A long time ago, I sat next to a professional tennis coach at a dinner. This guy had coached at every level from little kids at summer camp to touring players. He had a lot of good stories and he said something to me that I’ve never forgotten.
When you’re at the early junior levels, he said, the winners are the kids who are the best all-around players.
But at a certain point, that changes. Those kids, the all-around players, they stop winning tournaments unless they evolve to the next level.
The next level is having a weapon.
By the time the competition gets real, you need a serve or a forehand that puts your opponent in a tough position. You can’t just not lose. You have to win. You need a weapon.
I think sometimes about how this applies to startups. It’s an analogy, so mostly just a tool for digging into things from maybe a new angle. But my take is that “you have to have a weapon” is related to some other rules of thumb that get talked about pretty frequently in tech.
Like, your product has to be 10x better to dislodge an incumbent. And, VCs want to invest in companies that sell painkillers, not vitamins. I find all of these helpful in terms of keeping in mind the forces at work in a competitive environment and how building a good product isn’t usually enough for success.
At a startup your product has to be good in specific ways and often has to be sold in specific ways for your company to succeed.
You need a weapon.

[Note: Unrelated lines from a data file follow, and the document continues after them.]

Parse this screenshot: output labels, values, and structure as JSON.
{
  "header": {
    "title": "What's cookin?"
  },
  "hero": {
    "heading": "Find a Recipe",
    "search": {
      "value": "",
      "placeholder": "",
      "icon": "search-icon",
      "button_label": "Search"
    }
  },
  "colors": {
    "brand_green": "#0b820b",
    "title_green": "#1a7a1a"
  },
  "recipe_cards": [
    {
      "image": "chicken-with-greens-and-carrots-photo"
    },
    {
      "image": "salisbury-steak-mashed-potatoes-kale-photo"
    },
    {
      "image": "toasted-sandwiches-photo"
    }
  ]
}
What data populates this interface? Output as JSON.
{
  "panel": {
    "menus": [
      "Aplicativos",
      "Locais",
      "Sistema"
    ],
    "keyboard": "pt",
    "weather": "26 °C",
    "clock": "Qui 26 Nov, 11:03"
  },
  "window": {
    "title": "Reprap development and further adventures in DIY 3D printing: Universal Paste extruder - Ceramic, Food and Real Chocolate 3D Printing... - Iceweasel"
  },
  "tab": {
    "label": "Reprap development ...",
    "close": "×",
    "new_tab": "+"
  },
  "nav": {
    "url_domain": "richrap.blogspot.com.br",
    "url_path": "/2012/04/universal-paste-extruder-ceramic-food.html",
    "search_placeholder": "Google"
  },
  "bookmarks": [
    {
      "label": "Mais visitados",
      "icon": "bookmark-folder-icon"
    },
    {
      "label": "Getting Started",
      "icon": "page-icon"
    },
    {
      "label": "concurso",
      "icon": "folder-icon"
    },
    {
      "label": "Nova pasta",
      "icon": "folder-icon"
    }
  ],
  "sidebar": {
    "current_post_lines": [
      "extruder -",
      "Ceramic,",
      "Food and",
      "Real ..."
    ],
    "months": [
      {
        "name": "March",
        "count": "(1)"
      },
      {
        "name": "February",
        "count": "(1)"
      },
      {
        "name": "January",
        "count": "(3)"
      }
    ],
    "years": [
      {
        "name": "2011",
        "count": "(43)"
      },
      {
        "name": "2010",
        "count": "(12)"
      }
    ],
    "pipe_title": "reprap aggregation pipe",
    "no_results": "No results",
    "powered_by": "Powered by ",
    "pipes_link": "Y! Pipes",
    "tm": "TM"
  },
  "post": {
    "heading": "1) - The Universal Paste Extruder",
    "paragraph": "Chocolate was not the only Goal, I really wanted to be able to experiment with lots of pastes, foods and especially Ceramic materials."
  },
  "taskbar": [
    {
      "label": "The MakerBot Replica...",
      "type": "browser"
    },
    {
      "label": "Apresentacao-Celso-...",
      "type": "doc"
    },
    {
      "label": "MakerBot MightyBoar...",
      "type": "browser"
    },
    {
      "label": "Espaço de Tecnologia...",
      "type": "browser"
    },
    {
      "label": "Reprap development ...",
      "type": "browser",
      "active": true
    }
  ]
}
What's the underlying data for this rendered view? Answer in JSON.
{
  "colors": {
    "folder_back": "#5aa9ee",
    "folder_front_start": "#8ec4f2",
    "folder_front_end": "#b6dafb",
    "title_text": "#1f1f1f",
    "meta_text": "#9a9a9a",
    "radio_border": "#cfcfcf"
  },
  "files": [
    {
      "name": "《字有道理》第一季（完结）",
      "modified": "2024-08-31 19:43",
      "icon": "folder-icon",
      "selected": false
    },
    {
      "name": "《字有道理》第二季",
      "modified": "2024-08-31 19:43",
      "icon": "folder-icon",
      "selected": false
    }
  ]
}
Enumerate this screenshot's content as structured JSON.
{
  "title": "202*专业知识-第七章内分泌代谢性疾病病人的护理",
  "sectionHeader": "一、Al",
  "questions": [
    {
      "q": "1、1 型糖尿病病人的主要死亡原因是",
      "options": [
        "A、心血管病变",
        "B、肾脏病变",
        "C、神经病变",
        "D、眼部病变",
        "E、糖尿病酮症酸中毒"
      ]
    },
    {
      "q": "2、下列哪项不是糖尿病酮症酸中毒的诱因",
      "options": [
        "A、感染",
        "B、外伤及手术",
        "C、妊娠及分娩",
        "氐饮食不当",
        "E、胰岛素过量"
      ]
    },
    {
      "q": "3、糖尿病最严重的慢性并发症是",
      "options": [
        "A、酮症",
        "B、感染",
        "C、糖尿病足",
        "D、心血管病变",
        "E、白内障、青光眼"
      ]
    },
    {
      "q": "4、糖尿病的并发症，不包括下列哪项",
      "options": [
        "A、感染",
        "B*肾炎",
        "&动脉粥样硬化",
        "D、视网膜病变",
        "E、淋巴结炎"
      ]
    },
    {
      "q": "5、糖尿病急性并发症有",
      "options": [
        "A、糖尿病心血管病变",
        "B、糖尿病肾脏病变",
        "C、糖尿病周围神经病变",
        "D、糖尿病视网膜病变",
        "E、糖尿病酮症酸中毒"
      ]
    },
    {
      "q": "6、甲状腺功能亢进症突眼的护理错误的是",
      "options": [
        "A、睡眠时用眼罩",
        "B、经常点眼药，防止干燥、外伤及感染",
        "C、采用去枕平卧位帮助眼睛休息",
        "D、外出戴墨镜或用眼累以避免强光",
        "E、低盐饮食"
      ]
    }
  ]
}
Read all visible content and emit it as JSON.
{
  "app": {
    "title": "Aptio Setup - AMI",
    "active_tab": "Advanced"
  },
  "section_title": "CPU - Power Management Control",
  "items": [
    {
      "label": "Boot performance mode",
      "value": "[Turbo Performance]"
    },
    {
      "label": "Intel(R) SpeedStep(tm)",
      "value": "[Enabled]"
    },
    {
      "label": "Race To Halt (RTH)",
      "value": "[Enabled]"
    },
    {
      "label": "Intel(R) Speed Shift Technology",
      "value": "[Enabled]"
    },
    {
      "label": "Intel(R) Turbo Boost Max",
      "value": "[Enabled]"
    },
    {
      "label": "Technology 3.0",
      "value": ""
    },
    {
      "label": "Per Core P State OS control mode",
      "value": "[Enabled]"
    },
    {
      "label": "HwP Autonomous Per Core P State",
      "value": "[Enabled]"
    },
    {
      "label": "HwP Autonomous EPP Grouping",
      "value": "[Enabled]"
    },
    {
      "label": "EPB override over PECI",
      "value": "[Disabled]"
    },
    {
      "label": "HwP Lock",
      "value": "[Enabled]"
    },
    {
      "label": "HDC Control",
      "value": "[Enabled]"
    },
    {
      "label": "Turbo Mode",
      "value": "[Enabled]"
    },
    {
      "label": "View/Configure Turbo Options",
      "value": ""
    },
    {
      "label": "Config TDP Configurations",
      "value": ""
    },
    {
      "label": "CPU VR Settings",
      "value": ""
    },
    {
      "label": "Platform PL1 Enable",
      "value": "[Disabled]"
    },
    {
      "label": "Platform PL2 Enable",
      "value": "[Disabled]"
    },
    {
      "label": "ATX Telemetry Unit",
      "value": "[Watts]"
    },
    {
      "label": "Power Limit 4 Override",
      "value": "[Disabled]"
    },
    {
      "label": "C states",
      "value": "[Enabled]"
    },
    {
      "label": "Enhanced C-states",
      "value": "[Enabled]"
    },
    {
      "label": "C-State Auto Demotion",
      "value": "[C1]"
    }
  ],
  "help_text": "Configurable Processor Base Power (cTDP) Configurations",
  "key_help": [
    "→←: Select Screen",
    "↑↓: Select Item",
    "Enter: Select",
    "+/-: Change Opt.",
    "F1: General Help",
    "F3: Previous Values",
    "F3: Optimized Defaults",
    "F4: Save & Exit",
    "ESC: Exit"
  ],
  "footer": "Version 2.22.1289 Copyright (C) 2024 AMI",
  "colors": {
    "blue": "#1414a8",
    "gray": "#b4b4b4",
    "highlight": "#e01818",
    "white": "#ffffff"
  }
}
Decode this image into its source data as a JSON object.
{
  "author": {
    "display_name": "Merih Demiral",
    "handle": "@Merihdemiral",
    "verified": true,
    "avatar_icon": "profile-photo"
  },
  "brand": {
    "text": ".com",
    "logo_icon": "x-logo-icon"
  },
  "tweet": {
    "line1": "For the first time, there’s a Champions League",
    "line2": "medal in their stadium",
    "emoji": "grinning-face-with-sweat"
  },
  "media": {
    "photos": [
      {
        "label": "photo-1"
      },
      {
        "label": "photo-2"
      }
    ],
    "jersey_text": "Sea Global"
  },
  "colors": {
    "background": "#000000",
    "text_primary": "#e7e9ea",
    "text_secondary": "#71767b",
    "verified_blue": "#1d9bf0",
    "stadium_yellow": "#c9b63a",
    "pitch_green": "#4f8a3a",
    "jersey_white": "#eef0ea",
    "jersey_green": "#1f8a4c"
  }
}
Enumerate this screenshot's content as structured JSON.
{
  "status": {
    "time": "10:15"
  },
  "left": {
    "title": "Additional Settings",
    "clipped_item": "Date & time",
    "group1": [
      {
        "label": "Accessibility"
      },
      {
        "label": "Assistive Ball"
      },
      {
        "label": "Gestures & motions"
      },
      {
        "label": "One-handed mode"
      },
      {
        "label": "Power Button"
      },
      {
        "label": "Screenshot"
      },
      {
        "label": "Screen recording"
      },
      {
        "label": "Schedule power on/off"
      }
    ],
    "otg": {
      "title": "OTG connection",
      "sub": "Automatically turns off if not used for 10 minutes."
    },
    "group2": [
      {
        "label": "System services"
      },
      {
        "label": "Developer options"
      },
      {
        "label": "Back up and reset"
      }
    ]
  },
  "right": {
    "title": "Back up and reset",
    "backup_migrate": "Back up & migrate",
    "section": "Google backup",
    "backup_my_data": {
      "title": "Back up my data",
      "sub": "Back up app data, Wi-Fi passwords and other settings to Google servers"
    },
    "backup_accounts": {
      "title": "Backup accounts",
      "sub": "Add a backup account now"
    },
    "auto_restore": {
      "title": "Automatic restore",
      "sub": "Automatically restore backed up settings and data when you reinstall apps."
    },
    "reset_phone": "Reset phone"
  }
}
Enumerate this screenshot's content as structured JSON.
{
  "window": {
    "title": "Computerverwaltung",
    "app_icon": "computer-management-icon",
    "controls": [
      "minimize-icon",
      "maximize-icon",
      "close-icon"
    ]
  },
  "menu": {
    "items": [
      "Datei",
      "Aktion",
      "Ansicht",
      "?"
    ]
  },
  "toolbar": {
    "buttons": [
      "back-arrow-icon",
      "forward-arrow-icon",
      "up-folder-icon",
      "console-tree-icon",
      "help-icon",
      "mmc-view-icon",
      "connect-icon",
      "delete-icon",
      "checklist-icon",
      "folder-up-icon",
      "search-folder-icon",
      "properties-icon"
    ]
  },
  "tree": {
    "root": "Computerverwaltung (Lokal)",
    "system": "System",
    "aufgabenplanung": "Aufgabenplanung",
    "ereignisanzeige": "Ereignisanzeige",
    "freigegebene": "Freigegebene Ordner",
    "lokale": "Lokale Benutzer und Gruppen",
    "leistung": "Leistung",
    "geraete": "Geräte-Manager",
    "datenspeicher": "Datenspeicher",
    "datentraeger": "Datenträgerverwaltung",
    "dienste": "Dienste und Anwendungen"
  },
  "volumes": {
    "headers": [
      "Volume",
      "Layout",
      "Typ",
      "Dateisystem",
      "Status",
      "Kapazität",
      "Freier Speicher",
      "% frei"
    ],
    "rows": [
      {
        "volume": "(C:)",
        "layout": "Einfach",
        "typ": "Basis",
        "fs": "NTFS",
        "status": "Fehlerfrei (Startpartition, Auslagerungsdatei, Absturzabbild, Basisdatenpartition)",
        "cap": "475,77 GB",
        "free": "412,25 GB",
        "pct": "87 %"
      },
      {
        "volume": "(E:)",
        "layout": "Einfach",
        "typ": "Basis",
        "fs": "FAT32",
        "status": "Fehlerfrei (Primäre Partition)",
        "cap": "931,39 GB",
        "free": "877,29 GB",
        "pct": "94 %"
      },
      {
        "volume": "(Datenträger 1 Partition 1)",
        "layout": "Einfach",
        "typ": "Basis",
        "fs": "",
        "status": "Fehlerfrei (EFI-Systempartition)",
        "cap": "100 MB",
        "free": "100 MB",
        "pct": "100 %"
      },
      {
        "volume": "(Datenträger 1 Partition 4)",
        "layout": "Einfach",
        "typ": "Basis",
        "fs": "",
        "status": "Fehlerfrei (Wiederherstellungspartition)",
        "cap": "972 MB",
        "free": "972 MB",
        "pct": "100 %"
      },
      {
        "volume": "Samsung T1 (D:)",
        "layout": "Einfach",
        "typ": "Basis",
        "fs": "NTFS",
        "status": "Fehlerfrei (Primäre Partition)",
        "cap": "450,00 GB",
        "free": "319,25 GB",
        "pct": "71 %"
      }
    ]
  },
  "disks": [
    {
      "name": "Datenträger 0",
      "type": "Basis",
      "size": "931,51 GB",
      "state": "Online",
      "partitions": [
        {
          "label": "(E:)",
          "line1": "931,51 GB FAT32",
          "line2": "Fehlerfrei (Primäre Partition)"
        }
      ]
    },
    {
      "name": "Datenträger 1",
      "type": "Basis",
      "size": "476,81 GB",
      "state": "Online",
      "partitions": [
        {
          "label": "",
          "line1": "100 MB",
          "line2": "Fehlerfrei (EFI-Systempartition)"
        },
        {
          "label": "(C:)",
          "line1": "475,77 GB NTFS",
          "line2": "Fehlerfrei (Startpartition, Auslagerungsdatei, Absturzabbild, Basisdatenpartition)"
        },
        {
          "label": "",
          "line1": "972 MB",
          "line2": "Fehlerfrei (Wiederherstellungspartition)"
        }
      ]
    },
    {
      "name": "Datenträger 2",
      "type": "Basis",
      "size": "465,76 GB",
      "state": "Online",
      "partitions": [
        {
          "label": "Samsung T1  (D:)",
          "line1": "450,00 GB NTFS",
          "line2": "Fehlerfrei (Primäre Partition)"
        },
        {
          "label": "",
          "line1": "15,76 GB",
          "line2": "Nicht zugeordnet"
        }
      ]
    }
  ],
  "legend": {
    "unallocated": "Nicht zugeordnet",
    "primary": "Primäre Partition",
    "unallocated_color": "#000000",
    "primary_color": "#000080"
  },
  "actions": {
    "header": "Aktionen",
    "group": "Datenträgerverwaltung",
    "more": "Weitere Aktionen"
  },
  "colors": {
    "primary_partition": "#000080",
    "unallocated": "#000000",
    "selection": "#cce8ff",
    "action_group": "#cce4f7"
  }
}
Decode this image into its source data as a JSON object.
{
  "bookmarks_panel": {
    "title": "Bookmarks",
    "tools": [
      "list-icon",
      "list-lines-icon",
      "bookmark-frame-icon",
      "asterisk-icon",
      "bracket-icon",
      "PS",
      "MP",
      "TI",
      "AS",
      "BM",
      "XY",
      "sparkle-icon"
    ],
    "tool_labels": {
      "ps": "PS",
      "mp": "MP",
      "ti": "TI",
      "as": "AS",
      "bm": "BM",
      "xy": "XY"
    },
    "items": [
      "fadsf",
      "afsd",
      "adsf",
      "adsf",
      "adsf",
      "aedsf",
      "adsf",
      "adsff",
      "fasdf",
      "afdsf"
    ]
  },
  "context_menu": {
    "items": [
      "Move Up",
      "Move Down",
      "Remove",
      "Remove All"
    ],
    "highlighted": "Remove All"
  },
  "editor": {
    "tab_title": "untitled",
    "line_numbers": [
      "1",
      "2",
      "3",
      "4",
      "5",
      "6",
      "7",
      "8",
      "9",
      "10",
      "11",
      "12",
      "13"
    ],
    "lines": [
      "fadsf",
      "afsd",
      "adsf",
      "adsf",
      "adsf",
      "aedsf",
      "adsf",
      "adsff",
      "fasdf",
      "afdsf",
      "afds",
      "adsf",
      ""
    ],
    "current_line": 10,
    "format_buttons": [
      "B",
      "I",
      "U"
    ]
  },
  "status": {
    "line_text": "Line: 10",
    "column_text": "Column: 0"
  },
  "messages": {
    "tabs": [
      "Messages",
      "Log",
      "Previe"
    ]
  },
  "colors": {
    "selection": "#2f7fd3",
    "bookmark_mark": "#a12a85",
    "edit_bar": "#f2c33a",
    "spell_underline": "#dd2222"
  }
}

Today’s music is “If I Were a Bell,” live in Tokyo in 1964. This is the band just before what is often called Miles Davis’s second great quintet. Sam Rivers on saxophone rather than Wayne Shorter. Herby Hancock, Ron Carter and Tony Williams. This was released in the US in 2005 as the “Miles in Tokyo” album.